┌─ Data for the task

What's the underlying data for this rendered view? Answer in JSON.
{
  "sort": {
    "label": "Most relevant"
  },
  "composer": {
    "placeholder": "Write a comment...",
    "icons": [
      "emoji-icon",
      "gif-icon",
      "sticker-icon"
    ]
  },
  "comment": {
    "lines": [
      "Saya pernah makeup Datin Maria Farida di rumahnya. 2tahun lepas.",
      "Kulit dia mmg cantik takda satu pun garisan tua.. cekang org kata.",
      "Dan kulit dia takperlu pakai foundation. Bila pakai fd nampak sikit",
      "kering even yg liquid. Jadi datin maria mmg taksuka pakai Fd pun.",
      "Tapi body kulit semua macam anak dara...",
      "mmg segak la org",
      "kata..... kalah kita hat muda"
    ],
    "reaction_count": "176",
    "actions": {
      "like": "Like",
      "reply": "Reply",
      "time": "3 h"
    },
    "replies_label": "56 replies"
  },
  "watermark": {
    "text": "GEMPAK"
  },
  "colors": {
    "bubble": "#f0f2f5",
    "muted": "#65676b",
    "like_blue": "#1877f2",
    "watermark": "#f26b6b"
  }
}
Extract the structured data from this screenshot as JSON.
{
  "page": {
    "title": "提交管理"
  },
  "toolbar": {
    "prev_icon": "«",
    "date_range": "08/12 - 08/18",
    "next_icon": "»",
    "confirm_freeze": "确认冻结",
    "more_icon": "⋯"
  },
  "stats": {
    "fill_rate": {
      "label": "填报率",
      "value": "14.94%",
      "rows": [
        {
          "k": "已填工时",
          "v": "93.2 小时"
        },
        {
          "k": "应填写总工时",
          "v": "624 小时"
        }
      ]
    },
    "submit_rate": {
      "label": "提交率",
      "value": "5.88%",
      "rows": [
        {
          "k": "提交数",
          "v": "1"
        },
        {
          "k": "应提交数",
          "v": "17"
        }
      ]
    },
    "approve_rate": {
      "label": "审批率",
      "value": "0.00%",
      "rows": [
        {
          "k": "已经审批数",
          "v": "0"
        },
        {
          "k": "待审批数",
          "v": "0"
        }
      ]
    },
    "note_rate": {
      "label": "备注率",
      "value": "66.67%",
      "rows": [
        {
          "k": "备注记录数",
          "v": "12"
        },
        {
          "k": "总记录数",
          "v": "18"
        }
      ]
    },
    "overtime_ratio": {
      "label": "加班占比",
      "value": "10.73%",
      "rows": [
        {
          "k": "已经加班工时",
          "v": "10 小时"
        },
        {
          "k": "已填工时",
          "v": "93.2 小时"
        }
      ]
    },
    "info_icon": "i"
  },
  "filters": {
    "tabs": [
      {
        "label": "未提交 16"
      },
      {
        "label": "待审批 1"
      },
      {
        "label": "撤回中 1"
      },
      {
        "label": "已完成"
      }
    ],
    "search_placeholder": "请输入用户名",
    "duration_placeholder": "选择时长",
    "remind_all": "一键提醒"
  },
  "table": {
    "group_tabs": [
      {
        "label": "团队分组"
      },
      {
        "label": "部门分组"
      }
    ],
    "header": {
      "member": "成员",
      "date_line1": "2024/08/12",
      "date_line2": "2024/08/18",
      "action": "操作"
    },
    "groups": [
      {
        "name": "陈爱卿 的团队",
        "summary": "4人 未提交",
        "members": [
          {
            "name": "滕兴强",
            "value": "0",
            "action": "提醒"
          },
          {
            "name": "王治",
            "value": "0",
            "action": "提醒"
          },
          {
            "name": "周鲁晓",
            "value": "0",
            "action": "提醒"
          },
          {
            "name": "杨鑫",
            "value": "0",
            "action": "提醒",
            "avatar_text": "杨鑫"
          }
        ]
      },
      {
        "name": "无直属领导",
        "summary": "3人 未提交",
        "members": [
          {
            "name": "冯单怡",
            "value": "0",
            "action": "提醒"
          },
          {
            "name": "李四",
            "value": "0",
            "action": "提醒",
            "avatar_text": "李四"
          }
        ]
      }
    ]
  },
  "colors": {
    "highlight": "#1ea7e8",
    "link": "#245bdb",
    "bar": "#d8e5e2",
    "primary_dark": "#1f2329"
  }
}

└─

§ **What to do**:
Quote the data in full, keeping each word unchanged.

§ **Your solution**:
What's the underlying data for this rendered view? Answer in JSON.
{
  "sort": {
    "label": "Most relevant"
  },
  "composer": {
    "placeholder": "Write a comment...",
    "icons": [
      "emoji-icon",
      "gif-icon",
      "sticker-icon"
    ]
  },
  "comment": {
    "lines": [
      "Saya pernah makeup Datin Maria Farida di rumahnya. 2tahun lepas.",
      "Kulit dia mmg cantik takda satu pun garisan tua.. cekang org kata.",
      "Dan kulit dia takperlu pakai foundation. Bila pakai fd nampak sikit",
      "kering even yg liquid. Jadi datin maria mmg taksuka pakai Fd pun.",
      "Tapi body kulit semua macam anak dara...",
      "mmg segak la org",
      "kata..... kalah kita hat muda"
    ],
    "reaction_count": "176",
    "actions": {
      "like": "Like",
      "reply": "Reply",
      "time": "3 h"
    },
    "replies_label": "56 replies"
  },
  "watermark": {
    "text": "GEMPAK"
  },
  "colors": {
    "bubble": "#f0f2f5",
    "muted": "#65676b",
    "like_blue": "#1877f2",
    "watermark": "#f26b6b"
  }
}
Extract the structured data from this screenshot as JSON.
{
  "page": {
    "title": "提交管理"
  },
  "toolbar": {
    "prev_icon": "«",
    "date_range": "08/12 - 08/18",
    "next_icon": "»",
    "confirm_freeze": "确认冻结",
    "more_icon": "⋯"
  },
  "stats": {
    "fill_rate": {
      "label": "填报率",
      "value": "14.94%",
      "rows": [
        {
          "k": "已填工时",
          "v": "93.2 小时"
        },
        {
          "k": "应填写总工时",
          "v": "624 小时"
        }
      ]
    },
    "submit_rate": {
      "label": "提交率",
      "value": "5.88%",
      "rows": [
        {
          "k": "提交数",
          "v": "1"
        },
        {
          "k": "应提交数",
          "v": "17"
        }
      ]
    },
    "approve_rate": {
      "label": "审批率",
      "value": "0.00%",
      "rows": [
        {
          "k": "已经审批数",
          "v": "0"
        },
        {
          "k": "待审批数",
          "v": "0"
        }
      ]
    },
    "note_rate": {
      "label": "备注率",
      "value": "66.67%",
      "rows": [
        {
          "k": "备注记录数",
          "v": "12"
        },
        {
          "k": "总记录数",
          "v": "18"
        }
      ]
    },
    "overtime_ratio": {
      "label": "加班占比",
      "value": "10.73%",
      "rows": [
        {
          "k": "已经加班工时",
          "v": "10 小时"
        },
        {
          "k": "已填工时",
          "v": "93.2 小时"
        }
      ]
    },
    "info_icon": "i"
  },
  "filters": {
    "tabs": [
      {
        "label": "未提交 16"
      },
      {
        "label": "待审批 1"
      },
      {
        "label": "撤回中 1"
      },
      {
        "label": "已完成"
      }
    ],
    "search_placeholder": "请输入用户名",
    "duration_placeholder": "选择时长",
    "remind_all": "一键提醒"
  },
  "table": {
    "group_tabs": [
      {
        "label": "团队分组"
      },
      {
        "label": "部门分组"
      }
    ],
    "header": {
      "member": "成员",
      "date_line1": "2024/08/12",
      "date_line2": "2024/08/18",
      "action": "操作"
    },
    "groups": [
      {
        "name": "陈爱卿 的团队",
        "summary": "4人 未提交",
        "members": [
          {
            "name": "滕兴强",
            "value": "0",
            "action": "提醒"
          },
          {
            "name": "王治",
            "value": "0",
            "action": "提醒"
          },
          {
            "name": "周鲁晓",
            "value": "0",
            "action": "提醒"
          },
          {
            "name": "杨鑫",
            "value": "0",
            "action": "提醒",
            "avatar_text": "杨鑫"
          }
        ]
      },
      {
        "name": "无直属领导",
        "summary": "3人 未提交",
        "members": [
          {
            "name": "冯单怡",
            "value": "0",
            "action": "提醒"
          },
          {
            "name": "李四",
            "value": "0",
            "action": "提醒",
            "avatar_text": "李四"
          }
        ]
      }
    ]
  },
  "colors": {
    "highlight": "#1ea7e8",
    "link": "#245bdb",
    "bar": "#d8e5e2",
    "primary_dark": "#1f2329"
  }
}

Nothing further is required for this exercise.